    The "vol" Effect

    Coosing "vol" from the drop down box corresponds to the following SoX command:

    sox <input file> <output file> vol <gain>dB

    Switching on "Limit" adds a limiter with the associated limiter gain to the "vol" effect:

    sox <input file> <output file> vol <gain>dB <limiter gain>

    In case of attenuation no limiter is added even if switched on.

    The limiter may make clipping a bit smoother. We recommend to avoid clipping at all by using an appropriate (small) replay gain preamp and using the "gain" effect instead of "vol".

    The "gain" Effect

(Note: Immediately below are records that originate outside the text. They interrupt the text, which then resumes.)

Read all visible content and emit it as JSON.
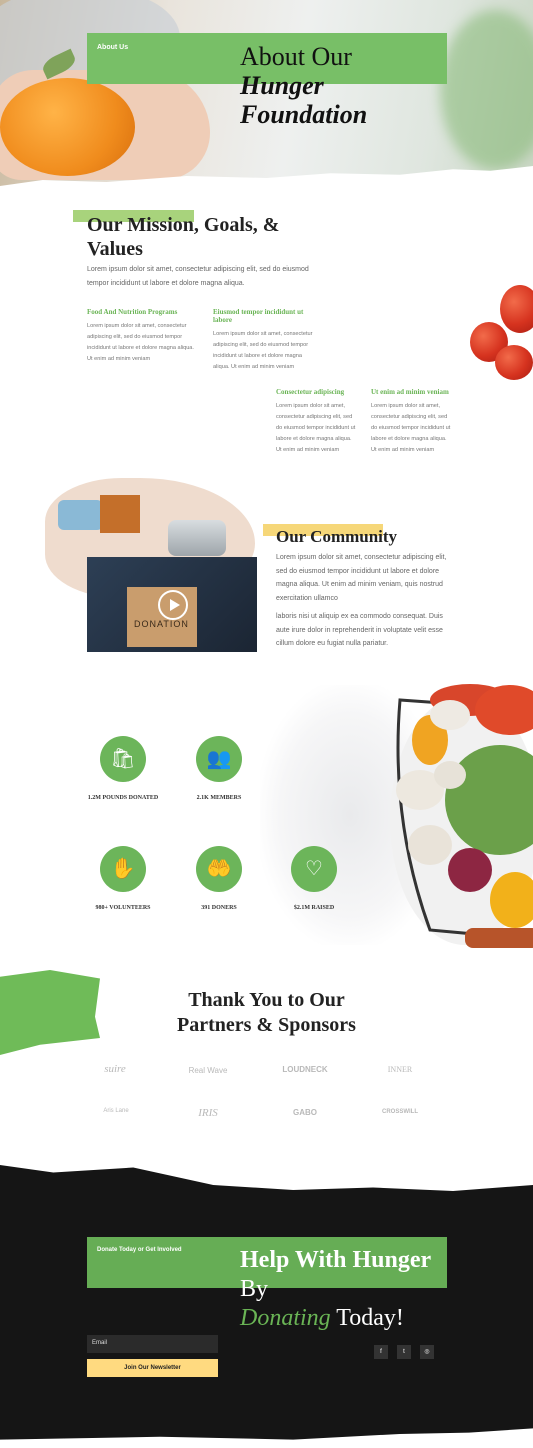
{
  "hero": {
    "kicker": "About Us",
    "title_line1": "About Our",
    "title_bold": "Hunger Foundation"
  },
  "mission": {
    "title": "Our Mission, Goals, & Values",
    "body": "Lorem ipsum dolor sit amet, consectetur adipiscing elit, sed do eiusmod tempor incididunt ut labore et dolore magna aliqua.",
    "columns": [
      {
        "heading": "Food And Nutrition Programs",
        "body": "Lorem ipsum dolor sit amet, consectetur adipiscing elit, sed do eiusmod tempor incididunt ut labore et dolore magna aliqua. Ut enim ad minim veniam"
      },
      {
        "heading": "Eiusmod tempor incididunt ut labore",
        "body": "Lorem ipsum dolor sit amet, consectetur adipiscing elit, sed do eiusmod tempor incididunt ut labore et dolore magna aliqua. Ut enim ad minim veniam"
      },
      {
        "heading": "Consectetur adipiscing",
        "body": "Lorem ipsum dolor sit amet, consectetur adipiscing elit, sed do eiusmod tempor incididunt ut labore et dolore magna aliqua. Ut enim ad minim veniam"
      },
      {
        "heading": "Ut enim ad minim veniam",
        "body": "Lorem ipsum dolor sit amet, consectetur adipiscing elit, sed do eiusmod tempor incididunt ut labore et dolore magna aliqua. Ut enim ad minim veniam"
      }
    ]
  },
  "community": {
    "title": "Our Community",
    "p1": "Lorem ipsum dolor sit amet, consectetur adipiscing elit, sed do eiusmod tempor incididunt ut labore et dolore magna aliqua. Ut enim ad minim veniam, quis nostrud exercitation ullamco",
    "p2": "laboris nisi ut aliquip ex ea commodo consequat. Duis aute irure dolor in reprehenderit in voluptate velit esse cillum dolore eu fugiat nulla pariatur.",
    "video_box_label": "DONATION"
  },
  "stats": [
    {
      "icon": "bag-icon",
      "glyph": "🛍",
      "label": "1.2M POUNDS DONATED"
    },
    {
      "icon": "members-icon",
      "glyph": "👥",
      "label": "2.1K MEMBERS"
    },
    {
      "icon": "raised-hand-icon",
      "glyph": "✋",
      "label": "980+ VOLUNTEERS"
    },
    {
      "icon": "heart-hand-icon",
      "glyph": "🤲",
      "label": "391 DONERS"
    },
    {
      "icon": "heart-icon",
      "glyph": "♡",
      "label": "$2.1M RAISED"
    }
  ],
  "partners": {
    "title": "Thank You to Our Partners & Sponsors",
    "logos": [
      "suire",
      "Real Wave",
      "LOUDNECK",
      "INNER",
      "Aris Lane",
      "IRIS",
      "GABO",
      "CROSSWILL"
    ]
  },
  "footer": {
    "kicker": "Donate Today or Get Involved",
    "title_bold": "Help With Hunger",
    "title_by": " By",
    "title_green": "Donating",
    "title_end": " Today!",
    "email_placeholder": "Email",
    "newsletter_label": "Join Our Newsletter",
    "social": [
      {
        "icon": "facebook-icon",
        "glyph": "f"
      },
      {
        "icon": "twitter-icon",
        "glyph": "t"
      },
      {
        "icon": "instagram-icon",
        "glyph": "◎"
      }
    ]
  },
  "colors": {
    "accent_green": "#78bf67",
    "accent_yellow": "#ffda80",
    "dark": "#151515"
  }
}
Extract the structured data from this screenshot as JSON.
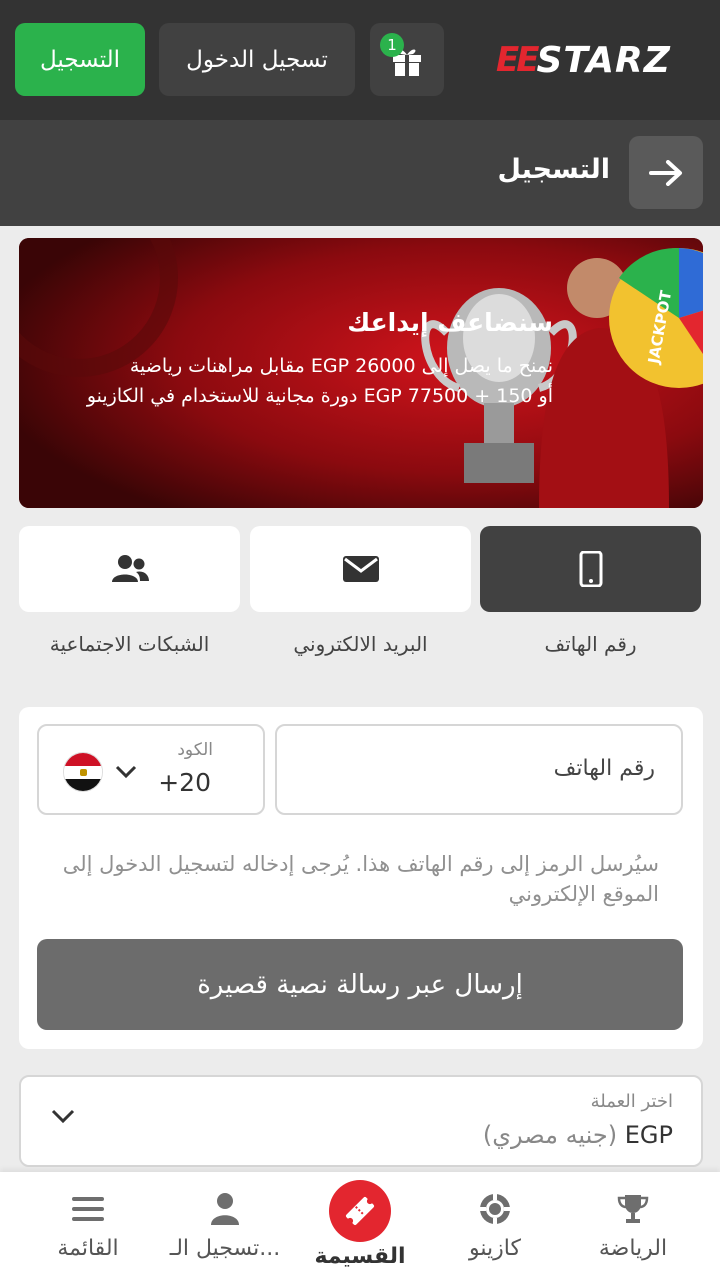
{
  "header": {
    "register_label": "التسجيل",
    "login_label": "تسجيل الدخول",
    "gift_count": "1",
    "logo_mark": "EE",
    "logo_text": "STARZ"
  },
  "titlebar": {
    "title": "التسجيل"
  },
  "banner": {
    "title": "سنضاعف إيداعك",
    "line1": "نمنح ما يصل إلى EGP 26000 مقابل مراهنات رياضية",
    "line2": "أو EGP 77500 + 150 دورة مجانية للاستخدام في الكازينو",
    "jackpot": "JACKPOT"
  },
  "tabs": [
    {
      "label": "رقم الهاتف",
      "icon": "mobile-phone-icon",
      "active": true
    },
    {
      "label": "البريد الالكتروني",
      "icon": "envelope-icon",
      "active": false
    },
    {
      "label": "الشبكات الاجتماعية",
      "icon": "users-icon",
      "active": false
    }
  ],
  "form": {
    "code_label": "الكود",
    "code_value": "+20",
    "country_flag": "egypt-flag",
    "phone_placeholder": "رقم الهاتف",
    "hint": "سيُرسل الرمز إلى رقم الهاتف هذا. يُرجى إدخاله لتسجيل الدخول إلى الموقع الإلكتروني",
    "sms_button": "إرسال عبر رسالة نصية قصيرة"
  },
  "currency": {
    "label": "اختر العملة",
    "code": "EGP",
    "name": "(جنيه مصري)"
  },
  "bottom_nav": [
    {
      "label": "الرياضة",
      "icon": "trophy-icon"
    },
    {
      "label": "كازينو",
      "icon": "casino-chip-icon"
    },
    {
      "label": "القسيمة",
      "icon": "ticket-icon"
    },
    {
      "label": "تسجيل الـ...",
      "icon": "user-icon"
    },
    {
      "label": "القائمة",
      "icon": "hamburger-menu-icon"
    }
  ],
  "colors": {
    "brand_green": "#2bb24c",
    "brand_red": "#e3262f",
    "dark": "#333333"
  }
}
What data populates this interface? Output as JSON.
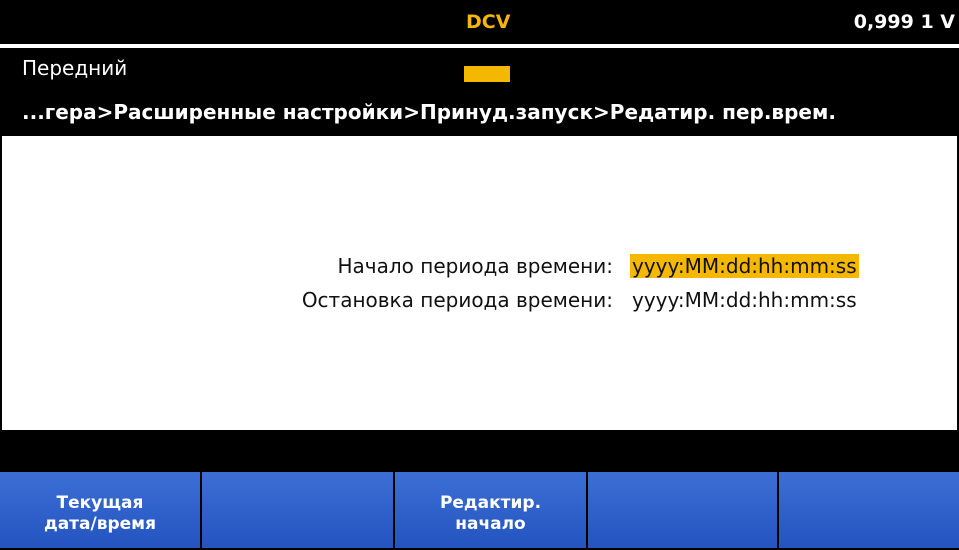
{
  "status_bar": {
    "mode": "DCV",
    "reading": "0,999 1 V"
  },
  "info": {
    "terminal": "Передний",
    "indicator_color": "#f5b800",
    "breadcrumb": "...гера>Расширенные настройки>Принуд.запуск>Редатир. пер.врем."
  },
  "fields": [
    {
      "label": "Начало периода времени:",
      "value": "yyyy:MM:dd:hh:mm:ss",
      "highlighted": true
    },
    {
      "label": "Остановка периода времени:",
      "value": "yyyy:MM:dd:hh:mm:ss",
      "highlighted": false
    }
  ],
  "softkeys": [
    {
      "label": "Текущая\nдата/время"
    },
    {
      "label": ""
    },
    {
      "label": "Редактир.\nначало"
    },
    {
      "label": ""
    },
    {
      "label": ""
    }
  ],
  "colors": {
    "accent": "#f5b800",
    "softkey": "#2b5fcc",
    "background": "#000000"
  }
}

    Coosing "gain" from the drop down box corresponds to the following SoX command:

    sox <input file> <output file> gain <gain>

    Switching on "Limit" adds a limiter to the "gain" effect:

    sox <input file> <output file> gain -l <gain>

    In case of attenuation no limiter is added even if switched on.

    To our ears the "gain" effect seems to introduce much less noise then the "vol" effect. Because of that the "gain" effect is our preferred method for amplification.


    Depending on your taste and on the capabilities of your digital analog converter (DAC, see e.g. http://en.wikipedia.org/wiki/Digital-to-analog_converter) you may wish to up-sample the audio. This is done by choosing an appropriate sample frequency from the corresponding drop-down box. The corresponding SoX command looks like

    sox <input file> <output file> rate <sample frequency>

    Depending on the power of your PC you may wish to select a quality level for resampling (cf. SoX man page):

    sox <input file> <output file> rate [-q|-l|-m|-h|-v] <sample frequency>

    The switch Largest Multiple defines how the FFSox Player plug-in should interpret the selected sample frequency:


    Dithering is a kind of "intelligent" rounding when it comes to throwing away the superfluous bits from SoX's internal 32 bit sound representation (i.e. 8 bits in case you've chosen 24 bit for output and 16 bits in case of 16 bits for output, cf. http://en.wikipedia.org/wiki/Dither). Please note that dithering is a matter of taste.

    Activating dithering corresponds to the following SoX command:

    sox <input file> <output file> <amplify> <resample> dither

    Activating noise shaping corresponds to the following SoX command:

    sox <input file> <output file> <amplify> <resample> dither -s